**WHAT TO DO**
Beginning at whichever line contains "Convert this screenshot", reproduce each line of the records below word for word, ending with the last, and add nothing.
──────── INPUT RECORDS ────────
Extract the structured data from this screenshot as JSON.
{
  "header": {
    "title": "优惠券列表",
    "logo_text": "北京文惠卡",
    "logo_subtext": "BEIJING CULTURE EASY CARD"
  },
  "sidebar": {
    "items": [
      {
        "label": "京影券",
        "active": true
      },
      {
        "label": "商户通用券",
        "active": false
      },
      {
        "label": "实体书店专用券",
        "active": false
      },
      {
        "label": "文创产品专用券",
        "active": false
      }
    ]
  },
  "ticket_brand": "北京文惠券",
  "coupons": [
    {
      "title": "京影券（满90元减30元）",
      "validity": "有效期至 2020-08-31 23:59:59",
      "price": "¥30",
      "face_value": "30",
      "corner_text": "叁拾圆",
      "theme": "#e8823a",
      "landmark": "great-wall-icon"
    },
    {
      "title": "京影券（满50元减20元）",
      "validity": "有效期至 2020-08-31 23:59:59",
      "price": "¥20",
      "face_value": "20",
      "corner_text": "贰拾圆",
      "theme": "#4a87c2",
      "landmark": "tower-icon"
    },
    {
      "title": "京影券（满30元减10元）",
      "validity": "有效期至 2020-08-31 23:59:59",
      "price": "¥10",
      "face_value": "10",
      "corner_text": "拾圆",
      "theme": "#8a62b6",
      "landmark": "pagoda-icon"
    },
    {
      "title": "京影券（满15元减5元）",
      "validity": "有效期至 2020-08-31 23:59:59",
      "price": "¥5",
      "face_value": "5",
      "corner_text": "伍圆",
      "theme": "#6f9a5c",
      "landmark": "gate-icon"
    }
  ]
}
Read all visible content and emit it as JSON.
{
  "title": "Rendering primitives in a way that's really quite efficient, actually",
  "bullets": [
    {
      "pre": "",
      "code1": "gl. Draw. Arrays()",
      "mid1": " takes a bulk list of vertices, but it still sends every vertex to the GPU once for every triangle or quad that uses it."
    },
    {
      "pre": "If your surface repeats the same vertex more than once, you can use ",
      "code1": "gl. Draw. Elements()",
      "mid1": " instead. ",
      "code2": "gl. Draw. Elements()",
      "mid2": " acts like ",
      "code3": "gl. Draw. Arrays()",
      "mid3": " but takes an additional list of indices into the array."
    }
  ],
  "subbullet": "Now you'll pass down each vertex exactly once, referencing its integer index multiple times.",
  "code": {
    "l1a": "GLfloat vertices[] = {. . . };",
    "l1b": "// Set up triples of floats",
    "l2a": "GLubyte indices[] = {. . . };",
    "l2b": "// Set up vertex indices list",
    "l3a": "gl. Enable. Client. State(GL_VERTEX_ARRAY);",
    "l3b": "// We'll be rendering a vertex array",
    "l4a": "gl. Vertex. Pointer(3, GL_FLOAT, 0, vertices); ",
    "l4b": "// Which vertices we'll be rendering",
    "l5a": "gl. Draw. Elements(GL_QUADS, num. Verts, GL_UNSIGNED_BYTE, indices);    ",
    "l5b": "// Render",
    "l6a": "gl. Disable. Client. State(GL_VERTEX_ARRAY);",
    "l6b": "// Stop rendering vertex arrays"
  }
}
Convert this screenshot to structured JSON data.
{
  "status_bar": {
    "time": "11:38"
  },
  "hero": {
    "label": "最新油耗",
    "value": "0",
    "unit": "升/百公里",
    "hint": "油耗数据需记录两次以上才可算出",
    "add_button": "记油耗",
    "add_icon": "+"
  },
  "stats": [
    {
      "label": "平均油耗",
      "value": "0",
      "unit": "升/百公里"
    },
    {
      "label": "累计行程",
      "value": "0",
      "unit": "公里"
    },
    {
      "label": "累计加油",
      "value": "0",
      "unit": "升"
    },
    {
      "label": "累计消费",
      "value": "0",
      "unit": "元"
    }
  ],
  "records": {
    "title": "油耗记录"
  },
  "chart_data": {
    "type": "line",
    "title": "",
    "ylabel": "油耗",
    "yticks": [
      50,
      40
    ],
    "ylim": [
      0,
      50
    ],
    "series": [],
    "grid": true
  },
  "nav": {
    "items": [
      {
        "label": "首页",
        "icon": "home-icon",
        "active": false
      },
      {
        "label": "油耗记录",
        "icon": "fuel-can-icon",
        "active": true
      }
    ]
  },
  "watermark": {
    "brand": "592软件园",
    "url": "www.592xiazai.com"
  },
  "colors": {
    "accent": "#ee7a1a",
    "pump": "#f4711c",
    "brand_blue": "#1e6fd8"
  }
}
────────
**RESULT OF THIS TASK**
Convert this screenshot to structured JSON data.
{
  "status_bar": {
    "time": "11:38"
  },
  "hero": {
    "label": "最新油耗",
    "value": "0",
    "unit": "升/百公里",
    "hint": "油耗数据需记录两次以上才可算出",
    "add_button": "记油耗",
    "add_icon": "+"
  },
  "stats": [
    {
      "label": "平均油耗",
      "value": "0",
      "unit": "升/百公里"
    },
    {
      "label": "累计行程",
      "value": "0",
      "unit": "公里"
    },
    {
      "label": "累计加油",
      "value": "0",
      "unit": "升"
    },
    {
      "label": "累计消费",
      "value": "0",
      "unit": "元"
    }
  ],
  "records": {
    "title": "油耗记录"
  },
  "chart_data": {
    "type": "line",
    "title": "",
    "ylabel": "油耗",
    "yticks": [
      50,
      40
    ],
    "ylim": [
      0,
      50
    ],
    "series": [],
    "grid": true
  },
  "nav": {
    "items": [
      {
        "label": "首页",
        "icon": "home-icon",
        "active": false
      },
      {
        "label": "油耗记录",
        "icon": "fuel-can-icon",
        "active": true
      }
    ]
  },
  "watermark": {
    "brand": "592软件园",
    "url": "www.592xiazai.com"
  },
  "colors": {
    "accent": "#ee7a1a",
    "pump": "#f4711c",
    "brand_blue": "#1e6fd8"
  }
}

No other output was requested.